Following a $150 million infusion in August geared towards an effort to grow the United States natural gas vehicle sector, Clean Energy Fuels Corp., the largest provider of natural gas fuel for transportation in North America, recently announced company investors, including Clean Fuels chairman and founder T. Boone Pickens, invested another $150 million into the company in late December.
Logistics Management Group News Editor Jeff Berman recently spoke with Dachser USA President and CEO Frank Guenzerodt about how the $5 billion global 3PL is approaching its U.S growth strategy.
Sunday, January 01, 2012
In everything it does, this New Jersey-based manufacturer is steadfast in providing the highest standards of excellence - particularly when it comes to its supply chain. The medical technology giant’s new 720,000-square-foot hyper-sustainable DC has ushered in a 9 percent improvement in two-day service times along with subsequent reductions in transportation and facility costs.
Top supply chain software analysts break down the drivers that will keep the transportation management systems market on a steady upswing for years to come.
While analysts say rates across the board are forecast to be fairly level compared to what shippers have seen over the past two years, they add that there are a number of unanswered economic and regulatory questions that could greatly affect rates if suddenly resolved.
When it comes to the oil and fuel markets, it’s been quite a year. On the supply side, the biggest story was the Middle East and North Africa (MENA)
region uprising epitomized by the Libyan revolt that led to the death of Muammar Gadaffi and the shuttering of 1.6 million barrels of daily oil production.
Lift truck owners want it and are ready to spend money on it—but they’re not sure exactly what it means. These guidelines will help take the mystery out of implementing a comprehensive fleet management program from start to finish.
From a business standpoint, the first 10 years of the 21st Century have been anything but normal. Economic turmoil is almost constant, currency valuations shift with the wind, and bank lending vacillates between lenient and tight-fisted.
Faced with a tight domestic transport market that includes labor and fuel pressure on carriers, shippers are inclined to leverage volume and go for extensions of past rate agreements. I would like to encourage shippers to start thinking outside the box.
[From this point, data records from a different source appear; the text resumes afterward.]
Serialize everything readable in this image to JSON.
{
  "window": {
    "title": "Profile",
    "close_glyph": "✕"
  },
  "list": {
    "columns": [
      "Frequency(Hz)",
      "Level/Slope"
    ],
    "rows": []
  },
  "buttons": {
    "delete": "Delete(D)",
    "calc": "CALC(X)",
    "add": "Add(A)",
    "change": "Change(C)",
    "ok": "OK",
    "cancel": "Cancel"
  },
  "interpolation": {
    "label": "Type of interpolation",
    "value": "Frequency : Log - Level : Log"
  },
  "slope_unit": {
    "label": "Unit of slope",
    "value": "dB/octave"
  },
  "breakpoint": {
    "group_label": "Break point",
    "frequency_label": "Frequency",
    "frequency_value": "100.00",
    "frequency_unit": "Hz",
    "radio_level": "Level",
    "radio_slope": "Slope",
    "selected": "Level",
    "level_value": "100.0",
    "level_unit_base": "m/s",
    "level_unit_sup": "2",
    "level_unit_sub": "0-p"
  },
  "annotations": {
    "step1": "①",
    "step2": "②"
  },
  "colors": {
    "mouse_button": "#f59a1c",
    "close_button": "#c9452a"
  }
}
A flurry of new trade agreements should signal greater opportunity for U.S. importers and exporters. But this means that another layer of compliance complexity has been introduced. How will today’s global shippers deal with the new risk/reward scenario?